Many dog owners believe that their four-legged friends have the ability to understand what they are saying, and new evidence suggests that this may indeed be the case, to an extent at least. A team of researchers from Hungary have discovered that the canine brain reacts to voices in the same way that the human brain does.
Findings like this could have the power to change the ways in which people interact with their dogs.
Scientists from the Comparative Ethology Research Group at the Hungarian Academy of Sciences placed dogs in an MRI scanner to test how they reacted to voices. They played the dogs 200 different sounds, ranging from environmental noises like car sounds and whistles, to human sounds (but not words) and dog vocalisations. For comparison, they also looked at the brains of 22 human volunteers.
They found that in both the dogs and the humans, the temporal pole in the most anterior part of the temporal lobe was activated when human voices were played.
The team, who published their work in the journal Current Biology, also found that emotionally charged sounds like laughter and crying promoted similar responses. In addition, emotionally charged dog vocalisations like whimpers and angry barks caused similar reactions in all volunteers.
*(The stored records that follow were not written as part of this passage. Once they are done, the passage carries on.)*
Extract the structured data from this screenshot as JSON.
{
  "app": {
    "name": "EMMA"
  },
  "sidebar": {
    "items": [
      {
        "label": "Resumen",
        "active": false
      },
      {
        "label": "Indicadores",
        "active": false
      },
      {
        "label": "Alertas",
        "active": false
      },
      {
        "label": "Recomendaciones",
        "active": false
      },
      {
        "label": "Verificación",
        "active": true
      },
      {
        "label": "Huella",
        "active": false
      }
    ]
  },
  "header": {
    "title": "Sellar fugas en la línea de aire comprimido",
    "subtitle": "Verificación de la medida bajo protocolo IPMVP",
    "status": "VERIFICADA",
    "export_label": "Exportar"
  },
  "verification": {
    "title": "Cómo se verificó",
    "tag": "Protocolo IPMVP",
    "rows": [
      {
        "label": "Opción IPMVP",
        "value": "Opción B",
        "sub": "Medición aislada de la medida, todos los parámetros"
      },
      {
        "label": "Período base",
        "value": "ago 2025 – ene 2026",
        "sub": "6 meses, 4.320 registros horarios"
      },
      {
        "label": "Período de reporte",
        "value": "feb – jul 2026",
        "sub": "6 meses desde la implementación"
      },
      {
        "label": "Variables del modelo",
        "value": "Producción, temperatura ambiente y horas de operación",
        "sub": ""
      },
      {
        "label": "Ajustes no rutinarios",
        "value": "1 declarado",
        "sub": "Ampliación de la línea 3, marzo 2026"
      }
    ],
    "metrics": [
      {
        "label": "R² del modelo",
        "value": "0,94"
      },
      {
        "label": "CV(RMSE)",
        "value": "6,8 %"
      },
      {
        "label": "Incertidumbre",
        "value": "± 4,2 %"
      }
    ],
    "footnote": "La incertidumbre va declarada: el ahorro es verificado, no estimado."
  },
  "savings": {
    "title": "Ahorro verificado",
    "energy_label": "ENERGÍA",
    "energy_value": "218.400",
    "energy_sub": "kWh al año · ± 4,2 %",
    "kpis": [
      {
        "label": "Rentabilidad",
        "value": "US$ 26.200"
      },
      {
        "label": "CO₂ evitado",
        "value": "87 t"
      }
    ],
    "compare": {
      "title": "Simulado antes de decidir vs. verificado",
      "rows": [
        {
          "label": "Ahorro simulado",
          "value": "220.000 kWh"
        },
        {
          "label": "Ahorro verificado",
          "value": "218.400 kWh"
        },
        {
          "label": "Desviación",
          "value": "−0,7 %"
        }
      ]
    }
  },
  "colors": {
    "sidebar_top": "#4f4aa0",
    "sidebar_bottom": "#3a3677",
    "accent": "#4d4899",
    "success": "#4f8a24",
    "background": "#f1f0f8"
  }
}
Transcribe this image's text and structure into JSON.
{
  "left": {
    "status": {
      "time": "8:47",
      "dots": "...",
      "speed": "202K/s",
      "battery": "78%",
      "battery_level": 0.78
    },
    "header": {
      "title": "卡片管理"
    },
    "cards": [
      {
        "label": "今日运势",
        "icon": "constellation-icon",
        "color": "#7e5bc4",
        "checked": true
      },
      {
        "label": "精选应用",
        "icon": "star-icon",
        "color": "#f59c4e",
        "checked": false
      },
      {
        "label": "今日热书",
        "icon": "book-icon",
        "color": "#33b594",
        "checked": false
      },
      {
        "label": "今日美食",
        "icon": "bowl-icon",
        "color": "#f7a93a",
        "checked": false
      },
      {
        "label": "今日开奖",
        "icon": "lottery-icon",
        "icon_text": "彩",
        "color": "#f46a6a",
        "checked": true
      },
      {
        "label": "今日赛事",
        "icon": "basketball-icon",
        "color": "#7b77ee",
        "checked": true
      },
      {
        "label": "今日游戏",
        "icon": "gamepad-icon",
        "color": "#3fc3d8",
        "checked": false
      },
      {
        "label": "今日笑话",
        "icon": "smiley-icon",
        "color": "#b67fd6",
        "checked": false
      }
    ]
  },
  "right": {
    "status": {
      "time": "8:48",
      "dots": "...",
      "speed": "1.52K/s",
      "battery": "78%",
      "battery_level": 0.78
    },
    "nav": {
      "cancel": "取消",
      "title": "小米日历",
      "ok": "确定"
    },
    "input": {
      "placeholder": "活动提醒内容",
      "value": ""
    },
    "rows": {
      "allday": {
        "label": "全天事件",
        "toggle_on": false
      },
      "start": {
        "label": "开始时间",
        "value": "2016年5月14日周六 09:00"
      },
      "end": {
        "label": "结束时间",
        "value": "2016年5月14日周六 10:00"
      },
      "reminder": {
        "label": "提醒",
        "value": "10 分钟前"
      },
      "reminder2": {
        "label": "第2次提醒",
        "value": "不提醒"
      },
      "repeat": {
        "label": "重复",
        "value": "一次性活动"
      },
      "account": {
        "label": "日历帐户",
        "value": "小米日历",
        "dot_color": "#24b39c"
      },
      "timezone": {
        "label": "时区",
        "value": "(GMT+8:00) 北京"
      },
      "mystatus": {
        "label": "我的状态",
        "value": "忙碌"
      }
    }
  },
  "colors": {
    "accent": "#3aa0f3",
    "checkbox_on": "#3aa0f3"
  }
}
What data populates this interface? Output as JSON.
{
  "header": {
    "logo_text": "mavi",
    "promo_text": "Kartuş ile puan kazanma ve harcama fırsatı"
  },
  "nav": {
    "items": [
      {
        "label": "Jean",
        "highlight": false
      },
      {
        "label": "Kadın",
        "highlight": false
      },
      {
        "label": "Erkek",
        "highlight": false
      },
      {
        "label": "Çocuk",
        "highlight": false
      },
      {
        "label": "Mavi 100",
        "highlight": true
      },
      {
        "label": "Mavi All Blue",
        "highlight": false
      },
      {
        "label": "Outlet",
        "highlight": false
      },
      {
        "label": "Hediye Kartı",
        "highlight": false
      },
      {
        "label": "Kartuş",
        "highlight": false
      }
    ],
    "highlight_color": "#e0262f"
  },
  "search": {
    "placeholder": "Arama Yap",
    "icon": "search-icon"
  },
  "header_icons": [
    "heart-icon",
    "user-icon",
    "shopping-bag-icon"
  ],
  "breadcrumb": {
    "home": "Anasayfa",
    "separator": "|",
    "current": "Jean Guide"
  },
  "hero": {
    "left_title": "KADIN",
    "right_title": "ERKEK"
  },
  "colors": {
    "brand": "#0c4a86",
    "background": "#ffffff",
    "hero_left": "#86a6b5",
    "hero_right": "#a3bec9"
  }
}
However, it is important to note that while dogs did respond to human voices, their reactions were much stronger when it came to canine sounds.
A very similar mechanism
Lead author of the study Attila Andics said: “We think dogs and humans have a very similar mechanism to process emotional information.” Meanwhile, talking about the research techniques, the expert added: “We used positive reinforcement strategies – lots of praise. There were 12 sessions of preparatory training, then seven sessions in the scanner room, then these dogs were able to lie motionless for as long as eight minutes. Once they were trained, they were so happy, I wouldn’t have believed it if I didn’t see it.”
Commenting on the findings, Professor Sophie Scott from the Institute of Cognitive Neuroscience at University College London said: “Finding something like this in a primate brain isn’t too surprising – but it is quite something to demonstrate it in dogs. Dogs are a very interesting animal to look at – we have selected for a lot of traits in dogs that have made them very amenable to humans. Some studies have shown they understand a lot of words and they understand intentionality – pointing.”
However, she went on to say that it would be interesting to see if the creatures responded to words rather than just sounds. She added: “When we cry and laugh, they are much more like animal calls and this might be causing this response.”
According to Professor Scott, a further step would be to look at whether dogs have sensitivity to words in the languages that their owners speak. She may be pleased to note then that Dr Andics has revealed this will be the focus of his next study.
Anna Longdin writes regularly about pets. So that she’s always up to date on the latest news and developments in the world of animal care, she visits sites including Hill’s Pet Nutrition.